Mirza Kamran (blinded and deported to Mecca in 1553) and Mun‘im Khan (d. 1575), whose political biographies this volume carries, are known for their prominent roles in the early Mughal state, over the time it was struggling to consolidate itself over North India.

This was the crucial period which saw a process of gradual change in the structure and cultural ethos of the ruling establishment that Babur had brought with him. It came to be popularly known in India as Sultanat-i Mughlia (the Mughal Empire). One of its distinguishing features was the plurality of persuasions from which it drew its military personnel: Turkish-speaking Sunni Turanis, Irani or Khurasani Shias, Indian Muslims (the so-called Shaikhzadas), and Hindu Rajputs. The political lives of Mirza Kamran and Mun‘im Khan provide vital insights into the changing formation and character of early Mughal rule.
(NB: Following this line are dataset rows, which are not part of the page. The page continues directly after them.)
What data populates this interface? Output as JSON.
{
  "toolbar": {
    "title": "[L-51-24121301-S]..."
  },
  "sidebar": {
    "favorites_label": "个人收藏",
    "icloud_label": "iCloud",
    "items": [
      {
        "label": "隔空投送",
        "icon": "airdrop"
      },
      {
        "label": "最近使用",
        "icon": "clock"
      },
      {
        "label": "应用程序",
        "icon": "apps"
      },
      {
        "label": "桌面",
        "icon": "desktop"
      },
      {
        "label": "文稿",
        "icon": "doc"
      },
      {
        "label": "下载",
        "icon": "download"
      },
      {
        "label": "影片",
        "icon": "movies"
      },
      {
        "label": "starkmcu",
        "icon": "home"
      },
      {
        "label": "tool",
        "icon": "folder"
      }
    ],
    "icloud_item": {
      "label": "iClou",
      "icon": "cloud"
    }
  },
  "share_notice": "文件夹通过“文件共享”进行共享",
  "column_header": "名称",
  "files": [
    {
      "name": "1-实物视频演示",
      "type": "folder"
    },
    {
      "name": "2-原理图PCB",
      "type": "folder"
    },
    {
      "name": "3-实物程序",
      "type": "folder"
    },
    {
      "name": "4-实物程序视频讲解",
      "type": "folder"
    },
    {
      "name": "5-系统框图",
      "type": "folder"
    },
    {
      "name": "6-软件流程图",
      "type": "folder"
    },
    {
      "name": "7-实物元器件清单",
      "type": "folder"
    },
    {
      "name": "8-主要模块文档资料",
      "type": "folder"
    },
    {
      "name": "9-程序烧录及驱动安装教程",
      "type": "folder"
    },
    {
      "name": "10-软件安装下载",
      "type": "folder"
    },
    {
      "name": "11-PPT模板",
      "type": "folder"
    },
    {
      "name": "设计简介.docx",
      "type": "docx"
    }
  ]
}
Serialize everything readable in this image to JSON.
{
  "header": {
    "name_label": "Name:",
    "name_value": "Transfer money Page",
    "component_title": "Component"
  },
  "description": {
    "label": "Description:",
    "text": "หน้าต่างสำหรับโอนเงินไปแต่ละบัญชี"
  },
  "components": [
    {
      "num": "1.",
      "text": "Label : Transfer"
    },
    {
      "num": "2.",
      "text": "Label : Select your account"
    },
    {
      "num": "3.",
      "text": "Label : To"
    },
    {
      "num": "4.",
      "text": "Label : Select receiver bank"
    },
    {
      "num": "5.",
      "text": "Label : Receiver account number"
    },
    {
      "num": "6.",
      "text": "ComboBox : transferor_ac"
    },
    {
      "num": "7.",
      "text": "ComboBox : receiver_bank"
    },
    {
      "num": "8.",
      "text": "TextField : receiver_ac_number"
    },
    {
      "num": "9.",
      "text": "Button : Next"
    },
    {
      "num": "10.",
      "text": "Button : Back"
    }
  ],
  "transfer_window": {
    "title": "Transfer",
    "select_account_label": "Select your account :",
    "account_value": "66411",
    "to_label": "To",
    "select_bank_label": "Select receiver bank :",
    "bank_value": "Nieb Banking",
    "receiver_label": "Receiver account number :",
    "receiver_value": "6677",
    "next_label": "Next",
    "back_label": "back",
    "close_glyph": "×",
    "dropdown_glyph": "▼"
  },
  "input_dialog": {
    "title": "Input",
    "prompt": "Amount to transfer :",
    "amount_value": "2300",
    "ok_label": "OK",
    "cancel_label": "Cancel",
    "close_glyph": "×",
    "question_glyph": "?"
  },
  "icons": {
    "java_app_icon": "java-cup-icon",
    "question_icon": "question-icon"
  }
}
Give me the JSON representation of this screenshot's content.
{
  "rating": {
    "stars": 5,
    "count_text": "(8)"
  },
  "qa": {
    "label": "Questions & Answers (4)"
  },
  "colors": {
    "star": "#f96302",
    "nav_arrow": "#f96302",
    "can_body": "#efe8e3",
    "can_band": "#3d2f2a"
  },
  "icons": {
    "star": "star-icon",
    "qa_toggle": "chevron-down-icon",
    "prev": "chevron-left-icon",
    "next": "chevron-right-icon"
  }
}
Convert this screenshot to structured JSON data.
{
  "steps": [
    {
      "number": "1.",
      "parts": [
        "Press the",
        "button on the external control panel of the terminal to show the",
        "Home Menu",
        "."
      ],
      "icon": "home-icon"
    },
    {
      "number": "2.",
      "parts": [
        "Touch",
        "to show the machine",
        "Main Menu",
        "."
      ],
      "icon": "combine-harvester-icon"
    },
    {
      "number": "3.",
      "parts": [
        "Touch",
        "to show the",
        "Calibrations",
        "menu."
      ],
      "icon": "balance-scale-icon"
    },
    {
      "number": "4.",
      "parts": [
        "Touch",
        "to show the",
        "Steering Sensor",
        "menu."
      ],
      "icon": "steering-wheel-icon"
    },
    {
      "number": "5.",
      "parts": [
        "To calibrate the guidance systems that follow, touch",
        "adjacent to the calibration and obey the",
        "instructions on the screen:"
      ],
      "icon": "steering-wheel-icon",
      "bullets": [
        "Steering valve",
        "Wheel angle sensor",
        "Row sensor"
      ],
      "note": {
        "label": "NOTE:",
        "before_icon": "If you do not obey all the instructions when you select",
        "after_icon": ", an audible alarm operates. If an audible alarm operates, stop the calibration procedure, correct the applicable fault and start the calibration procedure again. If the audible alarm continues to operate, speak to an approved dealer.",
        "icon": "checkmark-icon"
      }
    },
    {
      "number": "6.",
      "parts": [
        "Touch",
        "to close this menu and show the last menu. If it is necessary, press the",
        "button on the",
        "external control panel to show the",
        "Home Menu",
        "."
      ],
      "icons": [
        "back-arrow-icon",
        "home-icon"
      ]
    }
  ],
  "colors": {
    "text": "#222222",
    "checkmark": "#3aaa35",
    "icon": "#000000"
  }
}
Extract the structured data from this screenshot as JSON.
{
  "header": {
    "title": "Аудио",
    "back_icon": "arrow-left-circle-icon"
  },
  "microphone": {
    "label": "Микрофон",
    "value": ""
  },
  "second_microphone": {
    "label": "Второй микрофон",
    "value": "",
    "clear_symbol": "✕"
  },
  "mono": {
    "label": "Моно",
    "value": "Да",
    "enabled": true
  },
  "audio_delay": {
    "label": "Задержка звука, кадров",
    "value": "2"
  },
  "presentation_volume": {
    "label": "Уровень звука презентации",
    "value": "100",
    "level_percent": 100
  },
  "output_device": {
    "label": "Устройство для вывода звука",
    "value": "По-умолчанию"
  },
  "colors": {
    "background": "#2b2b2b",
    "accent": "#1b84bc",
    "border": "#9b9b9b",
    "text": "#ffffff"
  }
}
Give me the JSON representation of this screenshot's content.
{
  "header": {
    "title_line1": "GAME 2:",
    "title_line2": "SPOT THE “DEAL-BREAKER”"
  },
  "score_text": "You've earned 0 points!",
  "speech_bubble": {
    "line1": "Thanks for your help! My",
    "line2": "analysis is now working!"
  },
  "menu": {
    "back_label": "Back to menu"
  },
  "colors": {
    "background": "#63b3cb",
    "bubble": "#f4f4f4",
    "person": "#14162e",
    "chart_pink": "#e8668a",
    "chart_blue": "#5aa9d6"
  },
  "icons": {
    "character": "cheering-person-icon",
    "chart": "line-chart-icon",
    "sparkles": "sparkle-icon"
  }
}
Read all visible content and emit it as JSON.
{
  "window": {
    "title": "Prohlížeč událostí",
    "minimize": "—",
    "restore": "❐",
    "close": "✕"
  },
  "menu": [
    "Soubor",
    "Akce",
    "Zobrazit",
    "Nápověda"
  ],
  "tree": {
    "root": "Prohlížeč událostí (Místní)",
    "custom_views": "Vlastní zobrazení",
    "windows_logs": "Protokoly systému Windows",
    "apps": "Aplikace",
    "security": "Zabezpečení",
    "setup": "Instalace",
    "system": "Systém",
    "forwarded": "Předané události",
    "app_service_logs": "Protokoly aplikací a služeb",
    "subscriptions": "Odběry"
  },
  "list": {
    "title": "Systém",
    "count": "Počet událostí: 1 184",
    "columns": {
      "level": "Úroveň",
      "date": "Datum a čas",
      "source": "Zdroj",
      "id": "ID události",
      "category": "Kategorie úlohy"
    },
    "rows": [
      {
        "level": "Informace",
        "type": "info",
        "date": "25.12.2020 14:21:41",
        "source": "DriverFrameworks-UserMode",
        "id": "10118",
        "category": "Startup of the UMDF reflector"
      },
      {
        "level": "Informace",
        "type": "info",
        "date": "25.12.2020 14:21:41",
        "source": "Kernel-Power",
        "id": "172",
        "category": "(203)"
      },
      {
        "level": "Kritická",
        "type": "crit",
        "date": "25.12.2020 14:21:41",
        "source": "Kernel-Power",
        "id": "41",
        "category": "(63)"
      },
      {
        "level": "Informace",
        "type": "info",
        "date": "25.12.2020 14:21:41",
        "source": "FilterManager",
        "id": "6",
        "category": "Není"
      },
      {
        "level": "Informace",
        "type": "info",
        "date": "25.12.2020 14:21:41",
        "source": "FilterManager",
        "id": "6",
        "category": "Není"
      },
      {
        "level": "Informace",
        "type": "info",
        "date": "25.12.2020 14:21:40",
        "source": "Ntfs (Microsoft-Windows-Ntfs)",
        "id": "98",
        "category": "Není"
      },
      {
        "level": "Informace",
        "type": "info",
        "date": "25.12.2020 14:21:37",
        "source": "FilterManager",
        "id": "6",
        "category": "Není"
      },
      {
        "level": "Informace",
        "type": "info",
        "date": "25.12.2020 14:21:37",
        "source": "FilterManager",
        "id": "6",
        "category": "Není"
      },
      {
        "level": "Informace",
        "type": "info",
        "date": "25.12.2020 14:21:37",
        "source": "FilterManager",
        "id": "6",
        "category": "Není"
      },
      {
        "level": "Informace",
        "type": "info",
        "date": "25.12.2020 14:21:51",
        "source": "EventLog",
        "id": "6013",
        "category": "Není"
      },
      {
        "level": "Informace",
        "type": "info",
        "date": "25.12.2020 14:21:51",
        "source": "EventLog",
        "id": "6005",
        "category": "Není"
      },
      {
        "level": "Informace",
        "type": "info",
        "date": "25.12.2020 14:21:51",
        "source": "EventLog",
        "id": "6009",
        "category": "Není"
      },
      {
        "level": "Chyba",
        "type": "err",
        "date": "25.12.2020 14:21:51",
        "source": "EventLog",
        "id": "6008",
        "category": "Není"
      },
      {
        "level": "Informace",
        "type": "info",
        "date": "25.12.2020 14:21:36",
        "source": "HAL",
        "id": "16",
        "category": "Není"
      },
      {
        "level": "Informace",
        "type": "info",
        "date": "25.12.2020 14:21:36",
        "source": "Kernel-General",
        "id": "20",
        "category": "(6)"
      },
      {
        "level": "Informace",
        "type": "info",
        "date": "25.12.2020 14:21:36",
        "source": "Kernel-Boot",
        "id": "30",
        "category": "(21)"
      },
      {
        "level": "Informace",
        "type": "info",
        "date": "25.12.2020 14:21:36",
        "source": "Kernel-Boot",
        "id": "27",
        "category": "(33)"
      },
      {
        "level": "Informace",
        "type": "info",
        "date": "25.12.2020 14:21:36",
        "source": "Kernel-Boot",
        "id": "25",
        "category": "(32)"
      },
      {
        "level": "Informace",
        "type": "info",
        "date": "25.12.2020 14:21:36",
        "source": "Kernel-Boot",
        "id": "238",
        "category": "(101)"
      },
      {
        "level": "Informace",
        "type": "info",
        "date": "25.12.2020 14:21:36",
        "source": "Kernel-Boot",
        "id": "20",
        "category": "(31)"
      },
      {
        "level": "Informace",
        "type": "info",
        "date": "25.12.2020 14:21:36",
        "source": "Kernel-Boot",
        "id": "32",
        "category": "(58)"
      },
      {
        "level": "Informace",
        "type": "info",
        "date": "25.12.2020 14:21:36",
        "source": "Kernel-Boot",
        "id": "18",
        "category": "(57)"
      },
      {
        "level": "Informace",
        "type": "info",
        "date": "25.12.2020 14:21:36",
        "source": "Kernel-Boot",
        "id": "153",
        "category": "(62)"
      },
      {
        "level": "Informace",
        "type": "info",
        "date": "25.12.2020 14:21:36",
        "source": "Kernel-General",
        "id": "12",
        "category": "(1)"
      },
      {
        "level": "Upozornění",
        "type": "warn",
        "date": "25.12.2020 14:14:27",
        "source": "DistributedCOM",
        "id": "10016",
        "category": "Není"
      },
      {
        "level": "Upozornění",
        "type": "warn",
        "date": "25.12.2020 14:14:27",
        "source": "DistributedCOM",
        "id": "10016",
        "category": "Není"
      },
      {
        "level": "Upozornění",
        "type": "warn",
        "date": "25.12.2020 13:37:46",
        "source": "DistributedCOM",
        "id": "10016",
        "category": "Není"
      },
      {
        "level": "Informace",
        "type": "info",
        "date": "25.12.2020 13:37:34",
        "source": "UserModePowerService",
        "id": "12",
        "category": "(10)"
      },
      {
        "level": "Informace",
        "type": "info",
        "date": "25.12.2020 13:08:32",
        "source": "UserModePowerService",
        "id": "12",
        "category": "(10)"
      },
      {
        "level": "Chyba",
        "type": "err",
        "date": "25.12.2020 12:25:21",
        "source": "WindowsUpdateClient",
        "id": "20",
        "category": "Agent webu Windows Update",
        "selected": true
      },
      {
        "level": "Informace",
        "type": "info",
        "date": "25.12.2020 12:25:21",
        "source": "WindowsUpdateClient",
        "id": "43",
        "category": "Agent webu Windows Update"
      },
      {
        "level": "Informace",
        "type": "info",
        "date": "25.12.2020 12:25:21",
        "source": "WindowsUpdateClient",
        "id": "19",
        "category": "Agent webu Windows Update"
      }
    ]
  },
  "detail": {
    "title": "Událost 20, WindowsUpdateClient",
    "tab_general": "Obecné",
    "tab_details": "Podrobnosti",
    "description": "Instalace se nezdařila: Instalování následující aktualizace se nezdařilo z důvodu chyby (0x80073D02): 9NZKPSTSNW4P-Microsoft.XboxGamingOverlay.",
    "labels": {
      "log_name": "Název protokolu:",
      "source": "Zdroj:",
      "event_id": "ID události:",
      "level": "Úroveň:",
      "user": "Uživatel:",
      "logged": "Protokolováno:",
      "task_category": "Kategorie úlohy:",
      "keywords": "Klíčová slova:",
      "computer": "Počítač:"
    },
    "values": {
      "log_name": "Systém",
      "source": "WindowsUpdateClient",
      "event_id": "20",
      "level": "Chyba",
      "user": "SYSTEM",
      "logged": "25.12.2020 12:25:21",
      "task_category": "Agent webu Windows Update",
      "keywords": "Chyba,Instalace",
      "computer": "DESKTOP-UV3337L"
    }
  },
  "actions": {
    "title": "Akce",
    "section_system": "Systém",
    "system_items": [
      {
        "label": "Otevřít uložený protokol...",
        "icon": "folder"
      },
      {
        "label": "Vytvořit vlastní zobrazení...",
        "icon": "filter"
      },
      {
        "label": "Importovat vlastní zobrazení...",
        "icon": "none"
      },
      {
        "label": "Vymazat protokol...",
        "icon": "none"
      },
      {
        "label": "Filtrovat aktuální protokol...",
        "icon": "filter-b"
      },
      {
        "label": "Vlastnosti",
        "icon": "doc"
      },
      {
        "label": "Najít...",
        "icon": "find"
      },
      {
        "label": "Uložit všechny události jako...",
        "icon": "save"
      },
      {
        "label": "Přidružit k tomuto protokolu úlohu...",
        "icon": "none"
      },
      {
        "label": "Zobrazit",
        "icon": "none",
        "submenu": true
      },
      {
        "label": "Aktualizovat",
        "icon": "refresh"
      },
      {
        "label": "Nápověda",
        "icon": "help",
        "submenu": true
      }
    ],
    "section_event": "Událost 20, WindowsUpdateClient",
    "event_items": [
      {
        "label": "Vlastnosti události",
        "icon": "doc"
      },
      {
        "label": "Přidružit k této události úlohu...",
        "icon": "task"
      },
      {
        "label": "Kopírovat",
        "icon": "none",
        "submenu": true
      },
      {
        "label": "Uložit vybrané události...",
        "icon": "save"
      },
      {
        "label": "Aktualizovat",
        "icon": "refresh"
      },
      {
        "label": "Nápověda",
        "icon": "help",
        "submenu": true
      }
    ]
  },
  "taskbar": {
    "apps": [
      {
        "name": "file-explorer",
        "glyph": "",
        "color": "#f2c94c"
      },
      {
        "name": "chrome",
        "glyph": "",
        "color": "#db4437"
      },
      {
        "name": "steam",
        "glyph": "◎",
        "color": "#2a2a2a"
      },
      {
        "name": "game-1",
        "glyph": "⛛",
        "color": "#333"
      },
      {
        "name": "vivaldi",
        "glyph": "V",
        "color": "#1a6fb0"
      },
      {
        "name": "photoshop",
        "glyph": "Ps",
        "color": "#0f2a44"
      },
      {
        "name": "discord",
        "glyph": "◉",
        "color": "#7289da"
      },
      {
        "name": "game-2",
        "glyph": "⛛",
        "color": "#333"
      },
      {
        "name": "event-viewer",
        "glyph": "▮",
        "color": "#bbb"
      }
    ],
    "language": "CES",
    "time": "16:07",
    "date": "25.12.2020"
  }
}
Most modern histories of this period, says Iqtidar Alam Khan, centre on Babur, Humayun, and Sher Shah. The trajectories and careers of the upper echelons of the nobility were never thoroughly assessed, and in some ways these two early classic studies have served as founding pillars for Mughal prosopography. Long out of print, they are reprinted here with a new Introduction by the author and remain indispensable for an understanding of the politics of Mughal India.

Iqtidar Alam Khan retired as Professor of History, Aligarh Muslim University, in 1994. He was President of the Indian History Congress in 1997. He has authored several books on medieval India, including India’s Polity in the Age of Akbar (2015); Gunpowder and Firearms: Warfare in Medieval India (2004); Historical Dictionary of Medieval India. He is the editor of Akbar and His Age (1999).

Hardback, Rs 995

NETAJI: Renunciation and Realization

Netaji Subhas Chandra Bose
Renunciation and Realization (Volume 4): Correspondence 1926–1932


Subhas Chandra Bose came to regard tyaga and amrita (renunciation and realization) as “two faces of the same medal” during his long stay in Mandalay Jail. “To attain hundred per cent and to sacrifice hundred per cent”, he proclaimed, had become a passion with him.
This volume opens with Bose’s prison letters written during the last year he spent in Burmese prisons in 1926–1927 (plus twenty earlier unpublished letters of 1925). Between 1928 and 1931 Subhas was in and out of prison, even as he emerged as the leader of students, youth and labour across India.
The volume closes with another set of his prison letters written from many different jails during the second phase of the civil disobedience movement in 1932.

Paperback, Rs 495
 

NETAJI: The Call of The Motherland

NETAJI SUBHAS CHANDRA BOSE 

The Call of The Motherland (Volume 5):Writings and Speeches 1923–1929 


“We have been born in this world to fulfill a purpose – to preach a message”, reads the opening sentence of Subhas Chandra Bose’s 1923 essay The Dreams of Youth (Taruner Swapna). “One hundred and fifty years ago,” he wrote in The Call of the Motherland (Desher Dak) in December 1925, “it was the Bengalees who showed the foreigners the way to penetrate India. Now it is incumbent on the Bengalees of the twentieth century to expiate that sin.”

This volume brings together Subhas Chandra Bose’s prison essays and notes, speeches and articles between 1923 and 1928 as well as his early 1929 monograph Boycott of British Goods.

Paperback, Rs 495